• AIM OF THE TASK: Check each line of the data below for the string "glyph". Then give the number of lines that have it, without anything else.

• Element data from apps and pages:
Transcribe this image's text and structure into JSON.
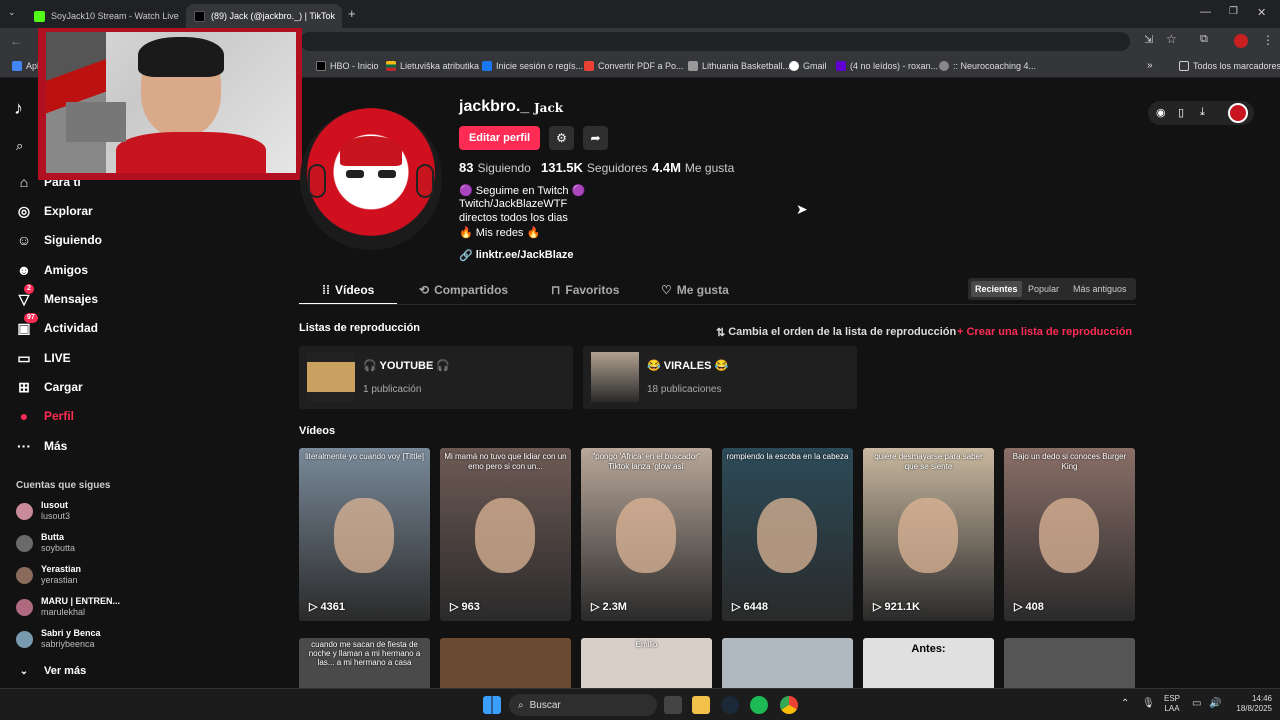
{
  "browser": {
    "tabs": [
      {
        "title": "SoyJack10 Stream - Watch Live",
        "favicon_color": "#53fc18"
      },
      {
        "title": "(89) Jack (@jackbro._) | TikTok",
        "favicon_color": "#000000"
      }
    ],
    "new_tab": "+",
    "bookmarks": [
      {
        "label": "Apl",
        "color": "#4285f4"
      },
      {
        "label": "HBO - Inicio",
        "color": "#000000"
      },
      {
        "label": "Lietuviška atributika",
        "color": "#fdb913"
      },
      {
        "label": "Inicie sesión o regís...",
        "color": "#1877f2"
      },
      {
        "label": "Convertir PDF a Po...",
        "color": "#e94235"
      },
      {
        "label": "Lithuania Basketball...",
        "color": "#999999"
      },
      {
        "label": "Gmail",
        "color": "#ea4335"
      },
      {
        "label": "(4 no leídos) - roxan...",
        "color": "#6001d2"
      },
      {
        "label": ":: Neurocoaching 4...",
        "color": "#888888"
      }
    ],
    "bookmarks_more": "»",
    "all_bookmarks": "Todos los marcadores"
  },
  "sidebar": {
    "items": [
      {
        "label": "Para ti",
        "icon": "home-icon",
        "glyph": "⌂"
      },
      {
        "label": "Explorar",
        "icon": "compass-icon",
        "glyph": "◎"
      },
      {
        "label": "Siguiendo",
        "icon": "following-icon",
        "glyph": "☺"
      },
      {
        "label": "Amigos",
        "icon": "friends-icon",
        "glyph": "☻"
      },
      {
        "label": "Mensajes",
        "icon": "messages-icon",
        "glyph": "▽",
        "badge": "2"
      },
      {
        "label": "Actividad",
        "icon": "activity-icon",
        "glyph": "▣",
        "badge": "97"
      },
      {
        "label": "LIVE",
        "icon": "live-icon",
        "glyph": "▭"
      },
      {
        "label": "Cargar",
        "icon": "upload-icon",
        "glyph": "⊞"
      },
      {
        "label": "Perfil",
        "icon": "profile-icon",
        "glyph": "●",
        "active": true
      },
      {
        "label": "Más",
        "icon": "more-icon",
        "glyph": "···"
      }
    ],
    "following_title": "Cuentas que sigues",
    "following": [
      {
        "name": "lusout",
        "handle": "lusout3",
        "color": "#c98a9a"
      },
      {
        "name": "Butta",
        "handle": "soybutta",
        "color": "#6a6a6a"
      },
      {
        "name": "Yerastian",
        "handle": "yerastian",
        "color": "#8a6a5a"
      },
      {
        "name": "MARU | ENTREN...",
        "handle": "marulekhal",
        "color": "#b06a80"
      },
      {
        "name": "Sabri y Benca",
        "handle": "sabriybeenca",
        "color": "#7a9ab0"
      }
    ],
    "see_more": "Ver más"
  },
  "profile": {
    "username": "jackbro._",
    "display_name": "Jack",
    "edit_button": "Editar perfil",
    "stats": {
      "following": "83",
      "following_label": "Siguiendo",
      "followers": "131.5K",
      "followers_label": "Seguidores",
      "likes": "4.4M",
      "likes_label": "Me gusta"
    },
    "bio": [
      "🟣 Seguime en Twitch 🟣",
      "Twitch/JackBlazeWTF",
      "directos todos los dias",
      "🔥 Mis redes 🔥"
    ],
    "link": "linktr.ee/JackBlaze"
  },
  "tabs": [
    {
      "label": "Vídeos",
      "active": true
    },
    {
      "label": "Compartidos"
    },
    {
      "label": "Favoritos"
    },
    {
      "label": "Me gusta"
    }
  ],
  "sort": {
    "options": [
      "Recientes",
      "Popular",
      "Más antiguos"
    ],
    "selected": "Recientes"
  },
  "playlists": {
    "title": "Listas de reproducción",
    "reorder": "Cambia el orden de la lista de reproducción",
    "create": "+ Crear una lista de reproducción",
    "items": [
      {
        "title": "🎧 YOUTUBE 🎧",
        "count": "1 publicación"
      },
      {
        "title": "😂 VIRALES 😂",
        "count": "18 publicaciones"
      }
    ]
  },
  "videos_title": "Vídeos",
  "videos": [
    {
      "caption": "literalmente yo cuando voy [Tittle]",
      "views": "4361",
      "bg": "#7a8a9a"
    },
    {
      "caption": "Mi mamá no tuvo que lidiar con un emo pero si con un...",
      "views": "963",
      "bg": "#6e5a55"
    },
    {
      "caption": "\"pongo 'Africa' en el buscador\" Tiktok lanza 'glow asi'",
      "views": "2.3M",
      "bg": "#b8a79a"
    },
    {
      "caption": "rompiendo la escoba en la cabeza",
      "views": "6448",
      "bg": "#2c4b58"
    },
    {
      "caption": "quiere desmayarse para saber que se siente",
      "views": "921.1K",
      "bg": "#c9b8a0"
    },
    {
      "caption": "Bajo un dedo si conoces Burger King",
      "views": "408",
      "bg": "#8a6f68"
    }
  ],
  "videos_row2": [
    {
      "caption": "cuando me sacan de fiesta de noche y llaman a mi hermano a las... a mi hermano a casa",
      "bg": "#4a4a4a"
    },
    {
      "caption": "",
      "bg": "#6a4a30"
    },
    {
      "caption": "Emilio",
      "bg": "#d8d0c8"
    },
    {
      "caption": "",
      "bg": "#b0b8c0"
    },
    {
      "caption": "Antes:",
      "bg": "#e0e0e0"
    },
    {
      "caption": "",
      "bg": "#555555"
    }
  ],
  "taskbar": {
    "search": "Buscar",
    "lang1": "ESP",
    "lang2": "LAA",
    "time": "14:46",
    "date": "18/8/2025"
  }
}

• TASK RESPONSE: 10